Today, we share key aspects of the upcycling movement in the fashion Industry and analyze why more brands are joining this creation method. 

Upcycling is more than a buzzword,  it promotes a new way of thinking on how and why we should start any design process. Sustainable practices and environmental concerns are on almost every design studio’s agenda around the world, as many designers understand its active role in changing the way fashion is currently made. 

In this context, can upcycling be the same term as recycling? Or is upcycling related to second-hand clothing practices only? To answer both questions, we must start by clarifying some terminology in order to be accurate.    

Upcycling and Recycling: A Reborn Design and Technical Innovation

The term “upcycling” was coined in 1994 by German engineer Reiner Pliz. a.Recycling at the time diminished the value of old or used products, so he suggested new value must be added instead, leading to the aforementioned term of “upcycling”. Author Gunter Pauli wrote the first published book on upcycling in the year 1998, however, Cradle to Cradle: Remaking the Way We Make Things, by authors William McDonough and Michael Braungart, was the first to gain mainstream recognition in 2002 , that is when  the public started to be familiar with this terms and its purpose.

According to Vadicherla et al. on Textiles and Clothing Sustainability Journal: Recycled and Upcycled Textiles and Fashion, “upcycling creates something new and better from the old or used or disposed items” it is a process that requires a blend of factors such as, “environmental awareness, creativity, innovation, and hard work”. In this perspective, upcycling “aims at the development of products [that are] truly sustainable, affordable, innovative and creative.”

There is a similarity with recycling since fibers or products can be processed to get back to their original form after the technical steps, however, upcycling is related to the design process rather than just technical innovation (although it can include both). For example, textile waste can be recycled into new yarns, such as nylon or any other synthetic fibers, because its composition makes the process easier, nevertheless, we can upcycle garments into new designs without processing the raw material at all. 
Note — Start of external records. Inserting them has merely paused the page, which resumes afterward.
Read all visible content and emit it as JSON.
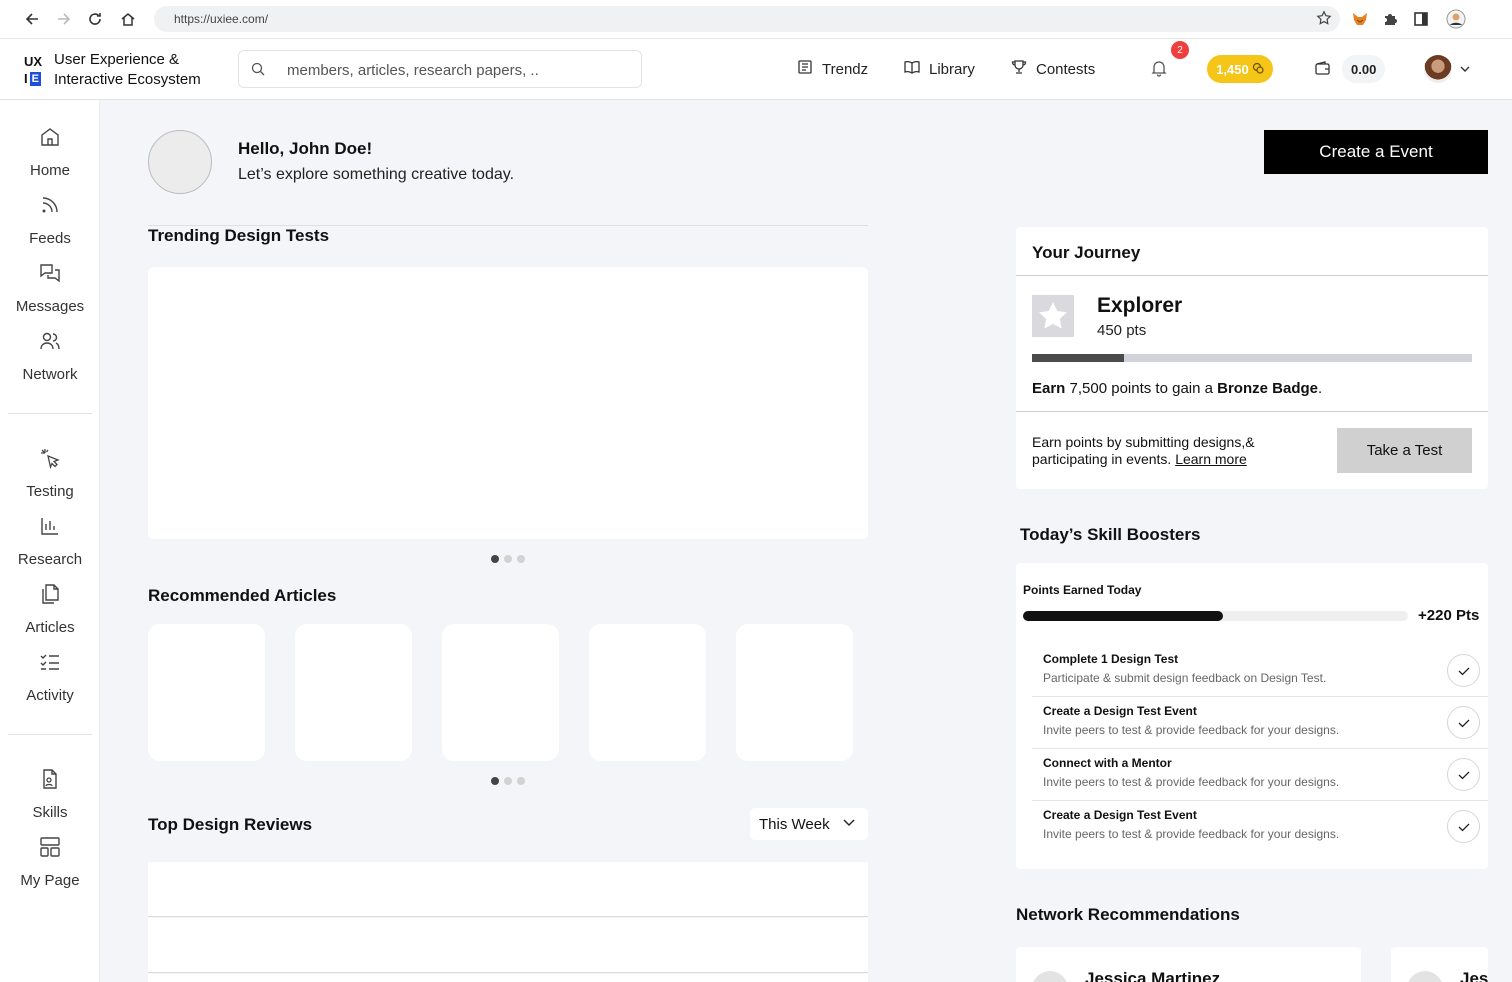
{
  "browser": {
    "url": "https://uxiee.com/"
  },
  "brand": {
    "mark_top": "UX",
    "mark_i": "I",
    "mark_e": "E",
    "name_line1": "User Experience &",
    "name_line2": "Interactive Ecosystem",
    "accent": "#1d4ed8"
  },
  "search": {
    "placeholder": "members, articles, research papers, .."
  },
  "top_nav": [
    {
      "label": "Trendz",
      "icon": "newspaper-icon"
    },
    {
      "label": "Library",
      "icon": "book-icon"
    },
    {
      "label": "Contests",
      "icon": "trophy-icon"
    }
  ],
  "notifications": {
    "count": "2",
    "badge_color": "#ef3e3e"
  },
  "coins": {
    "value": "1,450",
    "color": "#f5c518"
  },
  "wallet": {
    "value": "0.00"
  },
  "sidebar": {
    "group1": [
      "Home",
      "Feeds",
      "Messages",
      "Network"
    ],
    "group2": [
      "Testing",
      "Research",
      "Articles",
      "Activity"
    ],
    "group3": [
      "Skills",
      "My Page"
    ]
  },
  "greeting": {
    "title": "Hello, John Doe!",
    "subtitle": "Let’s explore something creative today."
  },
  "sections": {
    "trending": "Trending Design Tests",
    "articles": "Recommended Articles",
    "reviews": "Top Design Reviews",
    "reviews_filter": "This Week"
  },
  "create_event": {
    "label": "Create a Event"
  },
  "journey": {
    "title": "Your Journey",
    "level": "Explorer",
    "points": "450 pts",
    "progress_fraction": 0.21,
    "earn_prefix": "Earn",
    "earn_amount": " 7,500 points to gain a ",
    "earn_badge": "Bronze Badge",
    "earn_suffix": ".",
    "desc": "Earn points by submitting designs,& participating in events.",
    "learn_more": "Learn more",
    "take_test": "Take a Test"
  },
  "boosters": {
    "title": "Today’s Skill Boosters",
    "points_label": "Points Earned Today",
    "points_value": "+220 Pts",
    "progress_fraction": 0.52,
    "tasks": [
      {
        "title": "Complete 1 Design Test",
        "desc": "Participate & submit design feedback on Design Test."
      },
      {
        "title": "Create a Design Test Event",
        "desc": "Invite peers to test & provide feedback for your designs."
      },
      {
        "title": "Connect with a Mentor",
        "desc": "Invite peers to test & provide feedback for your designs."
      },
      {
        "title": "Create a Design Test Event",
        "desc": "Invite peers to test & provide feedback for your designs."
      }
    ]
  },
  "network": {
    "title": "Network Recommendations",
    "people": [
      {
        "name": "Jessica Martinez"
      },
      {
        "name": "Jes"
      }
    ]
  }
}
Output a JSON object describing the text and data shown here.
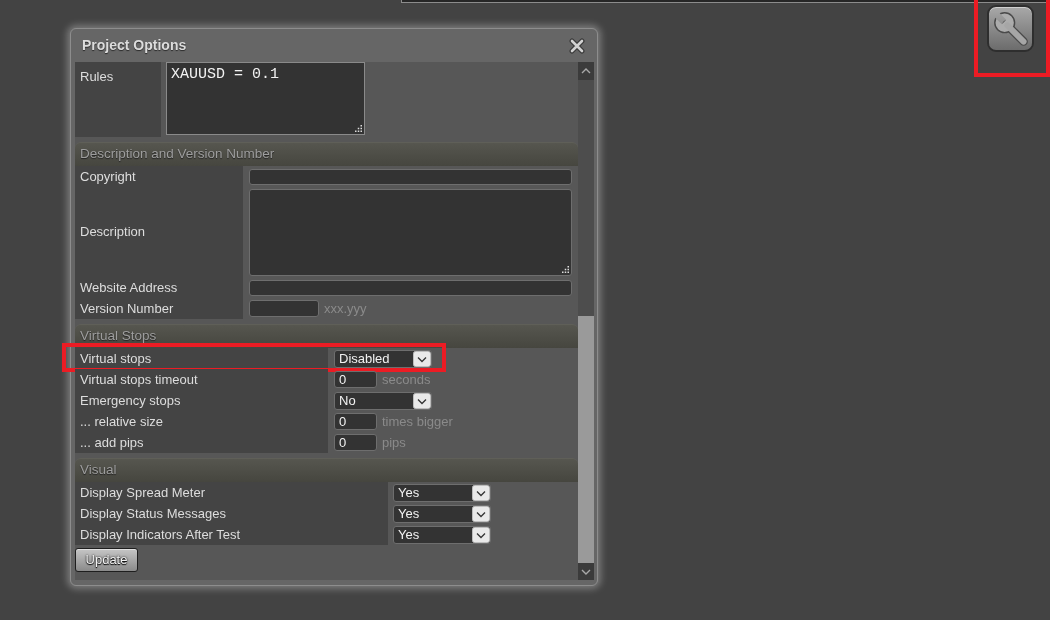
{
  "dialog": {
    "title": "Project Options",
    "sections": [
      {
        "rows": [
          {
            "label": "Rules",
            "kind": "code",
            "value": "XAUUSD = 0.1",
            "highlighted": false
          }
        ]
      },
      {
        "title": "Description and Version Number",
        "rows": [
          {
            "label": "Copyright",
            "kind": "text",
            "highlighted": false
          },
          {
            "label": "Description",
            "kind": "textarea",
            "highlighted": false
          },
          {
            "label": "Website Address",
            "kind": "text",
            "highlighted": false
          },
          {
            "label": "Version Number",
            "kind": "short",
            "hint": "xxx.yyy",
            "highlighted": false
          }
        ]
      },
      {
        "title": "Virtual Stops",
        "rows": [
          {
            "label": "Virtual stops",
            "kind": "select",
            "value": "Disabled",
            "highlighted": true
          },
          {
            "label": "Virtual stops timeout",
            "kind": "number",
            "value": "0",
            "unit": "seconds",
            "highlighted": false
          },
          {
            "label": "Emergency stops",
            "kind": "select",
            "value": "No",
            "highlighted": false
          },
          {
            "label": "... relative size",
            "kind": "number",
            "value": "0",
            "unit": "times bigger",
            "highlighted": false
          },
          {
            "label": "... add pips",
            "kind": "number",
            "value": "0",
            "unit": "pips",
            "highlighted": false
          }
        ]
      },
      {
        "title": "Visual",
        "rows": [
          {
            "label": "Display Spread Meter",
            "kind": "select",
            "value": "Yes",
            "highlighted": false
          },
          {
            "label": "Display Status Messages",
            "kind": "select",
            "value": "Yes",
            "highlighted": false
          },
          {
            "label": "Display Indicators After Test",
            "kind": "select",
            "value": "Yes",
            "highlighted": false
          }
        ]
      }
    ],
    "update_button": "Update"
  },
  "tool_button": {
    "highlighted": true
  }
}
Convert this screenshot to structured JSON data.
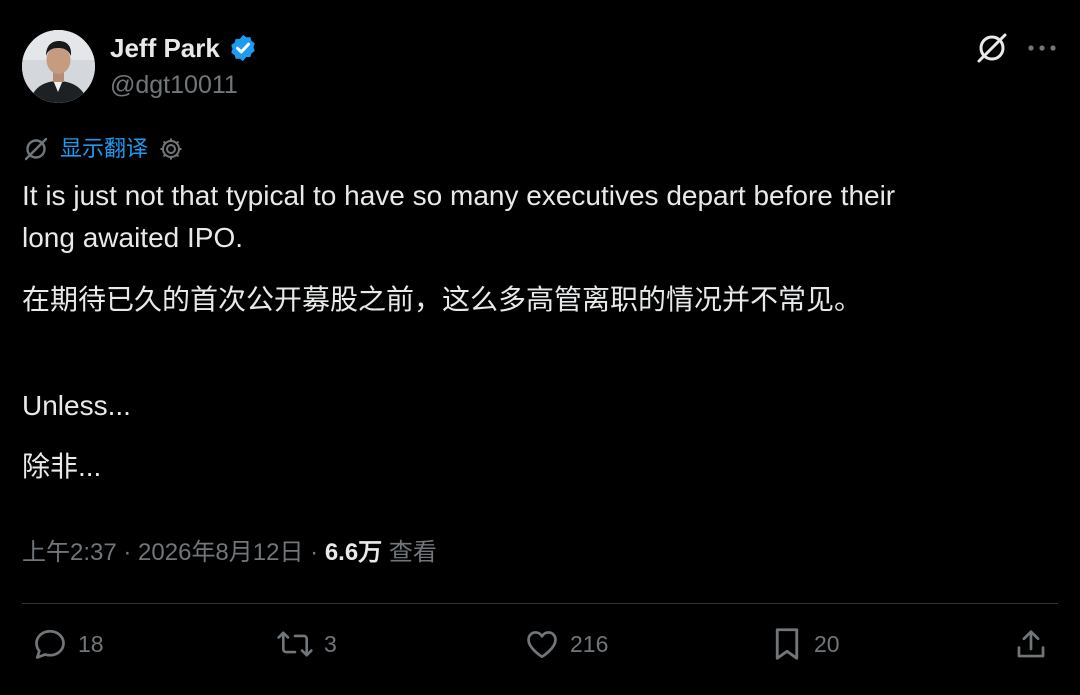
{
  "author": {
    "display_name": "Jeff Park",
    "handle": "@dgt10011",
    "verified": true,
    "verified_color": "#1d9bf0"
  },
  "translate": {
    "label": "显示翻译"
  },
  "tweet": {
    "line1": "It is just not that typical to have so many executives depart before their",
    "line2": "long awaited IPO.",
    "line3": "在期待已久的首次公开募股之前，这么多高管离职的情况并不常见。",
    "line4": "Unless...",
    "line5": "除非..."
  },
  "meta": {
    "time": "上午2:37",
    "sep1": " · ",
    "date": "2026年8月12日",
    "sep2": " · ",
    "views_count": "6.6万",
    "views_label": " 查看"
  },
  "actions": {
    "replies": "18",
    "retweets": "3",
    "likes": "216",
    "bookmarks": "20"
  },
  "colors": {
    "background": "#000000",
    "text": "#e7e9ea",
    "muted": "#71767b",
    "accent": "#1d9bf0",
    "divider": "#2f3336"
  },
  "icons": [
    "grok-icon",
    "more-icon",
    "translate-icon",
    "gear-icon",
    "reply-icon",
    "retweet-icon",
    "like-icon",
    "bookmark-icon",
    "share-icon"
  ]
}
Re-Thinking and Re-Designing: Upcycling as a Creative Challenge

Several fashion brands are making attempts to integrate technical innovations and recycling fibers into the design process. For other brands, upcycling practices are rooted inside their DNA, creating distinguished and recognizable mix-match aesthetics, as some upcycling practices blend opposite garment structures, textures, colors, and shapes, as well as, second-hand clothing and textile techniques.     

Big fashion names are opting for innovation, creating singular approaches to eco-design without being less fashion-forward. For example, designer Miuccia Prada with her fashion brand Miu Miu constantly seeks new ways to connect with the current times, Upcycled by Miu Miu is a project that continues to pursue a sustainable ideology, giving new life to pre-loved denim in collaboration with iconic denim brand Levi’s. A selection of classic denim pieces has been re-fashioned by Miu Miu, seen through the brand’s maverick and determinedly playful eye. 

This is an interesting strategy combining both brand’s reputations and their shared values whilst celebrating iconic garments, such as jeans and trucker jackets from the 1980s and 1990s, and creating something new and unique, as no two pieces in the collection are the same. 

The vintage denim is hand-embellished with crystal, pearl, floral, and all-over diamanté embroideries, puffed sleeves, and bold leather patches featuring Art Deco-inspired intarsia motifs; jeans are cut off to the thigh or finished with ivory silk duchesse turn-ups; and Trucker Jackets are adorned with oversized white lace collars. 

This collection is a valuable example that dares to change the creative perspective and invites us to work with remnants of vintage materials or fabrics. The goal of upcycling is that any previous design can surely shine again.  

Brands such as Andrea Crews, Marine Serre, Bode, Patrick McDowell, and Christoph Rumpf are well-known names around the upcycling practice, integrating new design possibilities and aesthetics that set an example for the designers of the future.